  • Mustafa Rangwala on August 13, 2008, 8:07 GMT

    Can't wait, rather, would love to see what might happen if cricket via the 20/20 format was made an Olympic sport. The Indian team would then be representing the country under the auspices of the IOA and not BCCI. That would automatically make all ICL players also eligible for selection. Even if the IOA deputised the BCCI to select a team, the ICL i'm sure will then have some legal recourse to try and prevent that from happening.

  • Ashutosh Sinha on August 13, 2008, 8:09 GMT

    So why not ask the government to recognize one of the bodies to choose the India XI? The power to ban or call a league "unofficial" should be vested with the government-recognized body and not any organization which has been blinded by a huge influx of money. Its high time the Ministry of Sports steps forward, takes a stand and puts an end to this issue.

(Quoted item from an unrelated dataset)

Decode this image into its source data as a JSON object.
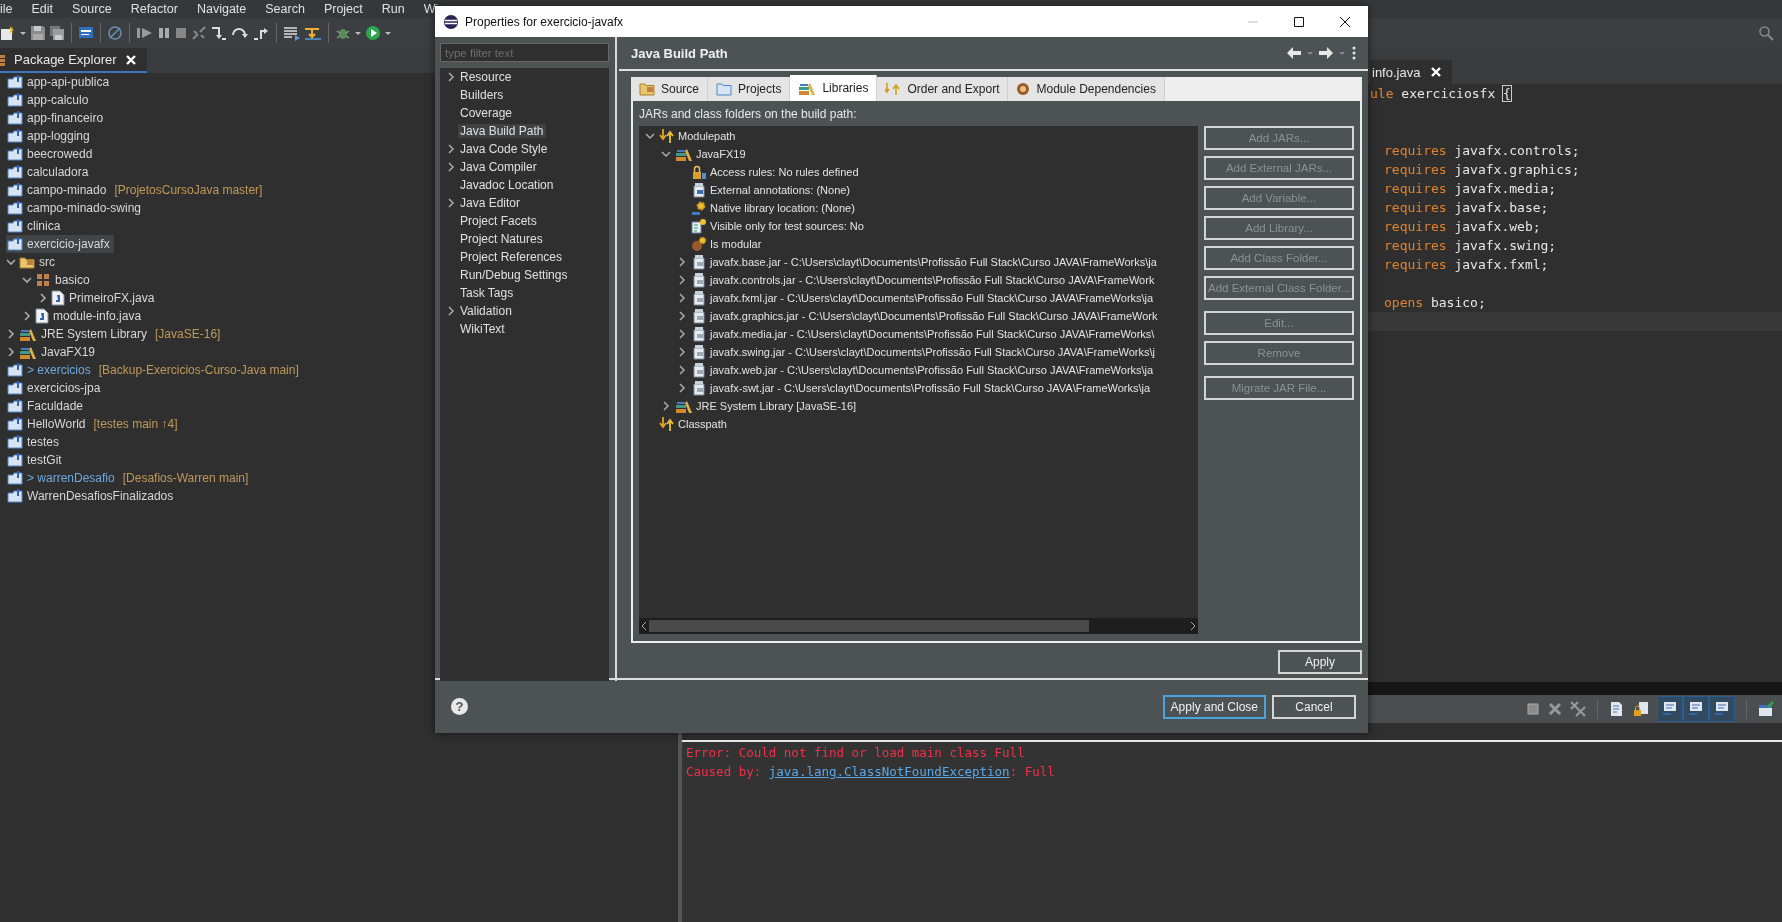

  • prashanth on August 13, 2008, 8:31 GMT

    didn't the same happen during the commonwealth games in 1998 in KL? Around the same time, the BCCI had arranged for the Sahara Cup in Toronto. It had to send two squads and I distinctly remember it sent the weaker squad to the Commonwealth Games (albeit with Tendulkar in it). The BCCI went to great lengths to argue that it was not obligated to send its best XI to KL and that the team which was sent to Toronto was a BCCI XI and not an Indian XI.

    Lets face it BCCI is our creation. It was borne out of interest in the game. Its bloated and filled with money minded individuals because of our collective apathy to not demand any better.

    www.sportsnob.net

  • Hemant Kaul on August 13, 2008, 10:42 GMT

    One thing that this article clearly brings out is the dichotomy India faces over the so called "identity" of their National cricket team vis a vis the "Money" involved in the game itself. That day is not too far when commercialization would have seeped so much into cricket that Govt of India would invite bids for declaring rights of announcing, managing and earning revenues out of "official Indian Cricket Team". In that case the party giving maximum assured revenue to the Govt, be it BCCI or ICL or XYZ, will get the right to run this game in this country.Lord save the day...

  • Aditya Kumar Pidaparthy on August 13, 2008, 11:30 GMT

    A rare article, which maintains philosophical consistency. This very thought experiment which you speak of, applies to institutions/authorities all around us. Which brings us to the crux of the matter, that nothing is sacrosanct that it may not be challenged, with sufficient reason.

  • RG on August 13, 2008, 14:08 GMT

    Be careful about handing power to the government. It is not necessarily better than a corrupt private body! What is needed here is not more oversight but true competition. Allow the ICL to thrive and provide true competition to the BCCI and the country will be better off.

    On the issue of a team for representing India, it should be selected from the best available players regardless of affiliation to BCCI or ICL much like the US does for the Olympic teams.

    RG

  • Srinivas on August 13, 2008, 15:03 GMT

    Great point. Now I wonder what can stop a parallel body to ICC (let's call it the International Cricket League) being established with private enterprises running parallel boards in all countries affliated to the new International body? It would be great to see that happen because the monopolies of the current boards will be broken and fans can chose which team they want to support. Here is to that great new hope.